6. In addition to serving as president and CEO of Florida’s most influential business advocacy organization, you serve on the board of directors of Enterprise Florida, Florida TaxWatch, Workforce Florida, the Florida Chamber Foundation, the Florida Council on Economic Education, as well as serving as a member of The Florida Council of 100. You work collaboratively with our state’s business leaders to produce, refine, reform and execute plans that will secure a vibrant and prosperous outcome for Florida’s future. What is the most important lesson you have learned as a result of Florida’s economic downturn? How will this lesson influence how our state leaders plan for tomorrow?
This is an important question. A major lesson learned is the importance of putting the long-term ahead of the short-term. With the Florida Chamber Foundation’s new analytics, we now know more about Florida’s future needs in education reform, infrastructure, economic development and other areas than Florida’s leaders have ever had and we should do everything in our power to use them to make smarter decisions.
For example, a few years ago voter polling indicated that two of the most pressing issues were property taxes and property insurance reform. Then Governor Crist pushed through quick fixes that were popular in the short-term, but actually placed Florida in worse shape over the long-term. With the Florida Chamber Foundation’s new analytics and six pillar framework, we now have the decision tools to make smarter decisions, and we are working closely with our partners in other organizations and our state leaders to put the long-term ahead of the short-term and to put smart policy over political expediency.

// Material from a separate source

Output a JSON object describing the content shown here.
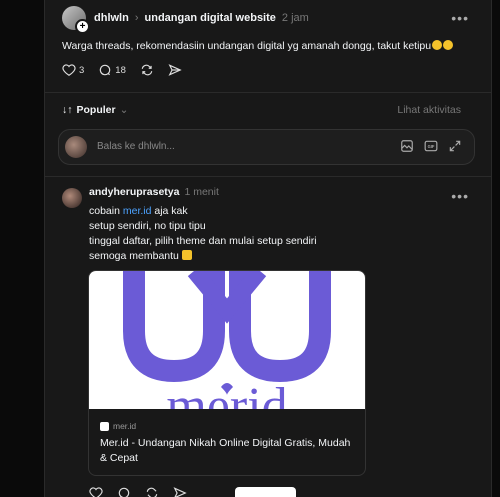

About Mark Wilson
Mark Wilson serves as President and Chief Executive Officer of Florida’s largest and most influential business advocacy organization. Wilson leads the substantial political, lobbying, grassroots, and economic research operations of the Florida Chamber of Commerce.
Through his focus on unifying the business community, Wilson created the Florida Business Agenda and the Florida Chamber Grassroots Federation, which rallies the business community on issues ranging from taxes and talent, to insurance and constitutional amendment reform. Wilson was also the first President of the Florida Justice Reform Institute, a Chamber partner organization focused on improving Florida’s legal climate.
In addition to his legislative successes, Wilson is also the architect of groundbreaking statewide political campaigns in 2004 and 2006 that passed significant constitutional amendment reforms (the February 1 Signature Deadline and 60% Threshold, respectively), as well as numerous legislative and issue campaigns.
A native of Illinois, Wilson received his undergraduate degree from the University of Georgia and has earned the national designation of Certified Chamber Executive (CCE). Prior to joining the Florida Chamber in 1998, Wilson served as VicePresident of the Chicagoland Chamber and previously served with the U.S. Chamber of Commerce.
Wilson serves on the board of directors of Enterprise Florida, Florida TaxWatch, Workforce Florida, the Florida Chamber of Commerce, the Florida Chamber Foundation, the Florida Council on Economic Education and Workforce Florida, as well as serving as a member of the Florida Council of 100. Wilson is a member of the American Chamber of Commerce Executives, the Florida Association of Chamber Professionals, and currently serves on the board of the Association of State Chamber Professionals.
Wilson resides in Tallahassee with his wife, two sons and a daughter.